Ibrahim Abu-Lughod Fellow, Center for Palestine Studies, Columbia University
Based on a meticulous examination of archival material documenting the process of Zionist land accumulation and the expulsions of Palestinians from 1936 to mid-1950s, I argue that the 1948 Nakba was neither the beginning nor the end of a process of settler-colonial expropriation. Instead, I claim that the mid-1930s signaled intensified efforts to expel Palestinian sharecroppers, a practice which culminated in the Nakba. In particular, I will discuss the case of a thickly populated closed frontier of Marj Iban ‘Amer (Jezreel Valley) region located in Northern Palestine. In this context the Zionist settlers utilized forceful practices, perpetrated in this region by the Ha-Shomer Ha-Tza’ir movement, self-described as a socialist and bi-national movement, to vacate the lands of its Palestinian inhabitants. I will also explore how the politics of remembering by members of H a-Shomer Ha-Tzair kibbutzim reconstructed memories of the pre-1948 colonization practices and their role in the Nakba.
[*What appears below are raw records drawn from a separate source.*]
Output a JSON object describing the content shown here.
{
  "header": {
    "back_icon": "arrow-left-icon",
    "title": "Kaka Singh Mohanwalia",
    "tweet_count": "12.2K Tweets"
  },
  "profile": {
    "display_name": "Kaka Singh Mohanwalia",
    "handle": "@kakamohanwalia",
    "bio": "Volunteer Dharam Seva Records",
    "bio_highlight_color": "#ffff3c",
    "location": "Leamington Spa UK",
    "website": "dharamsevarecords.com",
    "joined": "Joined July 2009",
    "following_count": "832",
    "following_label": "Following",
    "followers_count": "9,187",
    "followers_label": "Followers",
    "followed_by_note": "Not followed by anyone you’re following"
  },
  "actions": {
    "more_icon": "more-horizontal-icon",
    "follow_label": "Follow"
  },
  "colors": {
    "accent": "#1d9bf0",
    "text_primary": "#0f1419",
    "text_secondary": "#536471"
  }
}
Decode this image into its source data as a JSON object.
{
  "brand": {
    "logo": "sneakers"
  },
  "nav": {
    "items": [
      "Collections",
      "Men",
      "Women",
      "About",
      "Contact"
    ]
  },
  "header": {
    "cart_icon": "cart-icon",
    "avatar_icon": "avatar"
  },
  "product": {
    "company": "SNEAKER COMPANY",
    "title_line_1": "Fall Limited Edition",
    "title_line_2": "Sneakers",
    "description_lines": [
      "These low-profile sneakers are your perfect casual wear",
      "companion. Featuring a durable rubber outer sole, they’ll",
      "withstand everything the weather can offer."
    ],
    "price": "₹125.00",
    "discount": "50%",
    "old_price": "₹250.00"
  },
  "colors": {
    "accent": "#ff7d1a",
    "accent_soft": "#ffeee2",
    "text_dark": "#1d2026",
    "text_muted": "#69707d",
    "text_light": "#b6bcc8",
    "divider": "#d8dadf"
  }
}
Organized by Dr. Brian Boyd, Lecturer in Discipline, Anthropology at Columbia University, Director of Museum Anthropology, Program Director, Columbia Center for Archaeology, and Co-Chair, New York Academy of Sciences Anthropology Division.
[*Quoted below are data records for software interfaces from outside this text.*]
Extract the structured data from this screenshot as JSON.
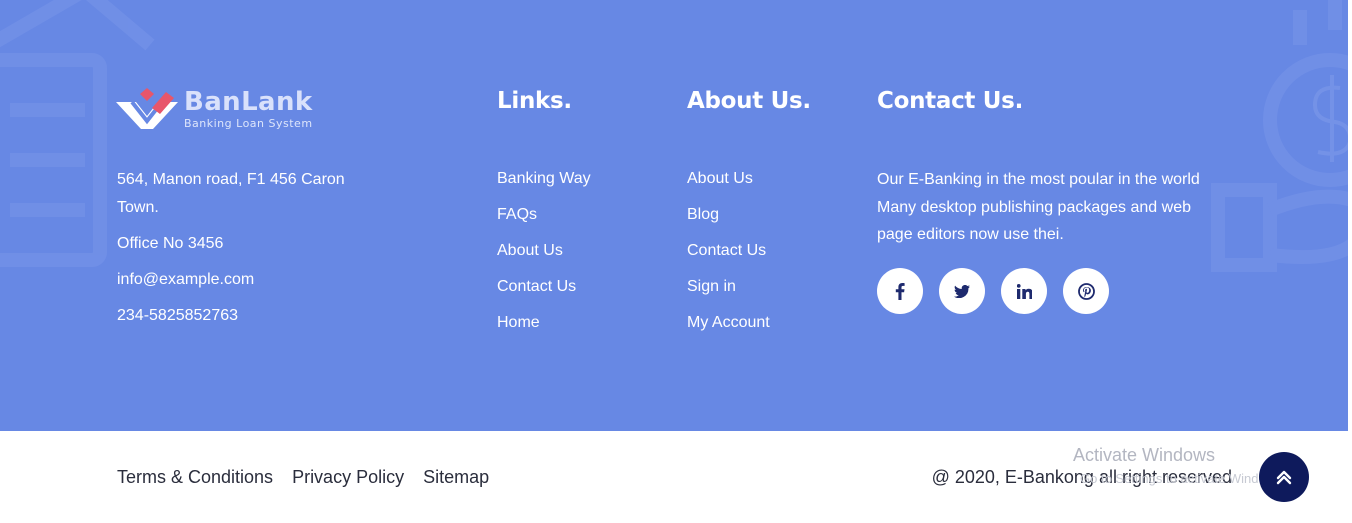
{
  "colors": {
    "footer_bg": "#6788e4",
    "heading": "#ffffff",
    "text_dark": "#2a2d3c",
    "scroll_button": "#0e1a5c",
    "logo_accent": "#e8566a"
  },
  "brand": {
    "name": "BanLank",
    "tagline": "Banking Loan System",
    "icon": "banlank-logo-icon"
  },
  "address": {
    "street": "564, Manon road, F1 456 Caron Town.",
    "office": "Office No 3456",
    "email": "info@example.com",
    "phone": "234-5825852763"
  },
  "links_column": {
    "title": "Links.",
    "items": [
      "Banking Way",
      "FAQs",
      "About Us",
      "Contact Us",
      "Home"
    ]
  },
  "about_column": {
    "title": "About Us.",
    "items": [
      "About Us",
      "Blog",
      "Contact Us",
      "Sign in",
      "My Account"
    ]
  },
  "contact_column": {
    "title": "Contact Us.",
    "text": "Our E-Banking in the most poular in the world Many desktop publishing packages and web page editors now use thei."
  },
  "social": [
    {
      "name": "facebook",
      "icon": "facebook-icon"
    },
    {
      "name": "twitter",
      "icon": "twitter-icon"
    },
    {
      "name": "linkedin",
      "icon": "linkedin-icon"
    },
    {
      "name": "pinterest",
      "icon": "pinterest-icon"
    }
  ],
  "bottom": {
    "links": [
      "Terms & Conditions",
      "Privacy Policy",
      "Sitemap"
    ],
    "copyright": "@ 2020, E-Bankong all right reserved",
    "watermark_title": "Activate Windows",
    "watermark_sub": "Go to Settings to activate Windows.",
    "scroll_top_icon": "double-chevron-up-icon"
  }
}
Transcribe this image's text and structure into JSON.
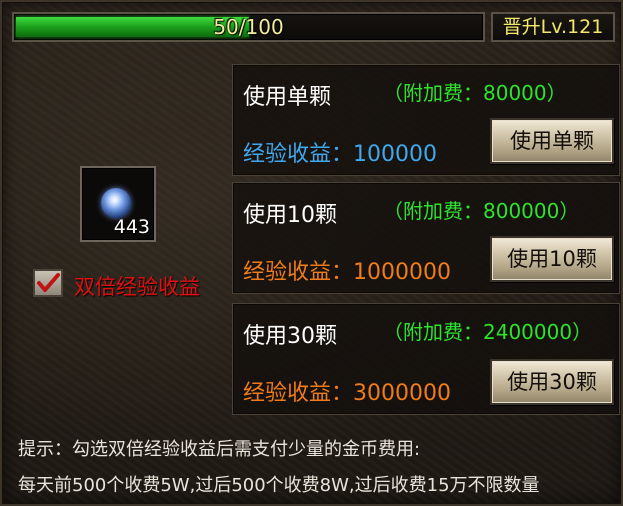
{
  "progress": {
    "current": 50,
    "max": 100,
    "text": "50/100",
    "fill_fraction": 0.5
  },
  "level": {
    "text": "晋升Lv.121"
  },
  "item": {
    "count": "443"
  },
  "double_exp": {
    "checked": true,
    "label": "双倍经验收益"
  },
  "options": [
    {
      "title": "使用单颗",
      "fee": "（附加费：80000）",
      "gain_label": "经验收益：",
      "gain_value": "100000",
      "gain_color": "#3fa8ee",
      "button": "使用单颗"
    },
    {
      "title": "使用10颗",
      "fee": "（附加费：800000）",
      "gain_label": "经验收益：",
      "gain_value": "1000000",
      "gain_color": "#f07c1a",
      "button": "使用10颗"
    },
    {
      "title": "使用30颗",
      "fee": "（附加费：2400000）",
      "gain_label": "经验收益：",
      "gain_value": "3000000",
      "gain_color": "#f07c1a",
      "button": "使用30颗"
    }
  ],
  "hint": {
    "line1": "提示：勾选双倍经验收益后需支付少量的金币费用:",
    "line2": "每天前500个收费5W,过后500个收费8W,过后收费15万不限数量"
  },
  "colors": {
    "fee_green": "#2ee22e",
    "checkbox_label_red": "#e01010",
    "level_yellow": "#f4e96a"
  }
}
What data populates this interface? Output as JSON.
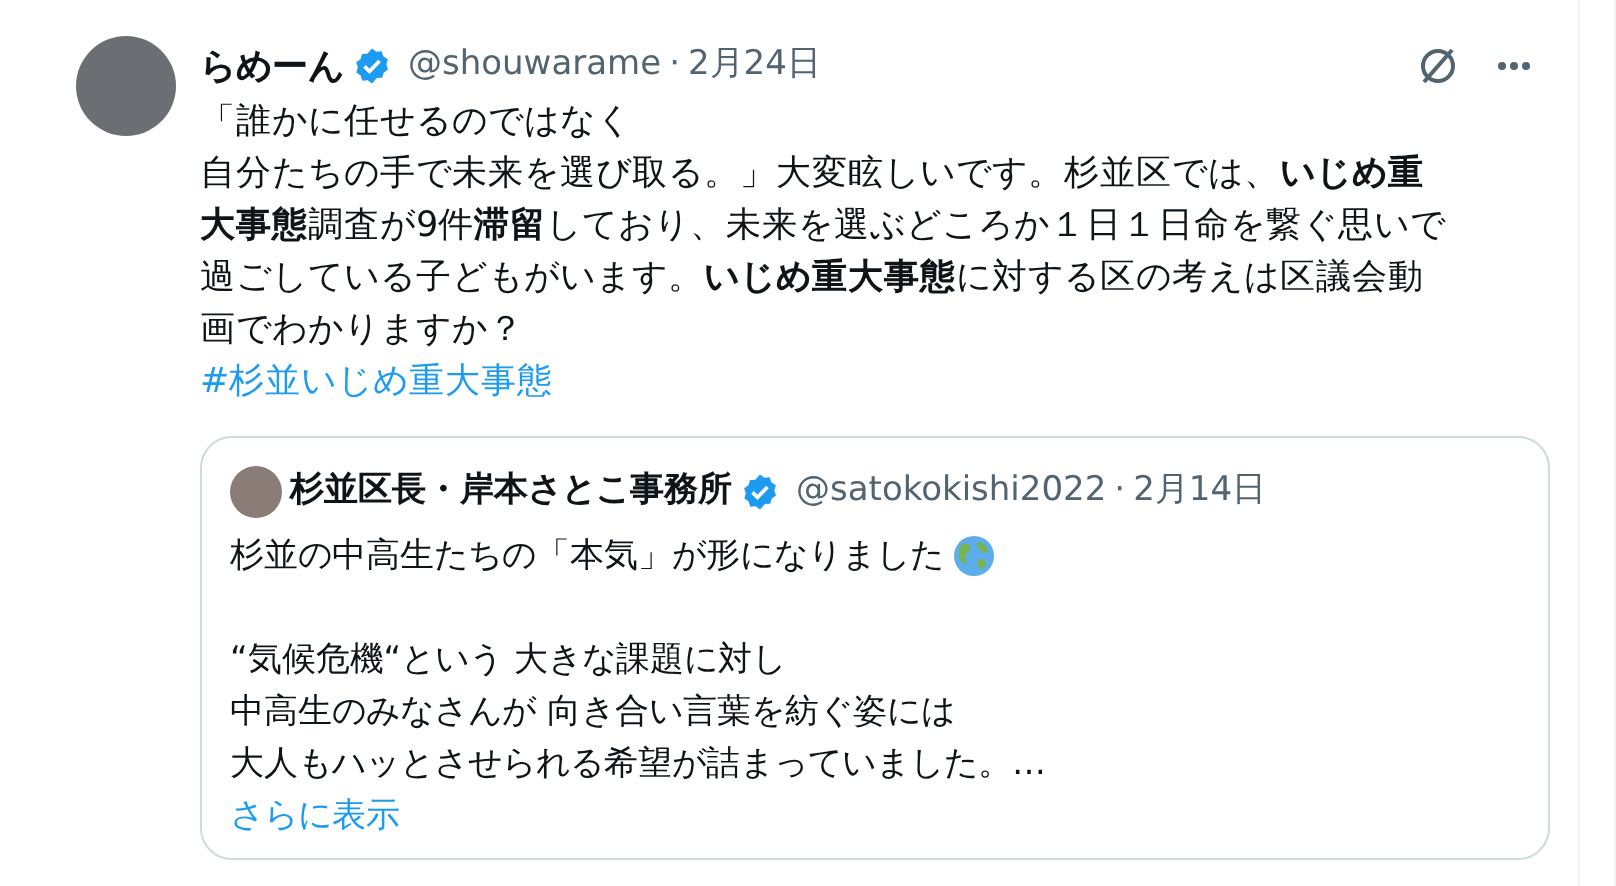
{
  "post": {
    "author": "らめーん",
    "verified": true,
    "handle": "@shouwarame",
    "separator": "·",
    "date": "2月24日",
    "body_lines": [
      "「誰かに任せるのではなく",
      "自分たちの手で未来を選び取る。」大変眩しいです。杉並区では、**いじめ重**",
      "**大事態**調査が9件**滞留**しており、未来を選ぶどころか１日１日命を繋ぐ思いで",
      "過ごしている子どもがいます。**いじめ重大事態**に対する区の考えは区議会動",
      "画でわかりますか？"
    ],
    "hashtag": "#杉並いじめ重大事態",
    "quoted": {
      "author": "杉並区長・岸本さとこ事務所",
      "verified": true,
      "handle": "@satokokishi2022",
      "separator": "·",
      "date": "2月14日",
      "paragraphs": [
        [
          "杉並の中高生たちの「本気」が形になりました"
        ],
        [
          "“気候危機“という 大きな課題に対し",
          "中高生のみなさんが 向き合い言葉を紡ぐ姿には",
          "大人もハッとさせられる希望が詰まっていました。…"
        ]
      ],
      "show_more": "さらに表示"
    }
  }
}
This event was part of a Fall lecture series on "Settler Colonialism" hosted by The New York Academy of Sciences Anthropology Division.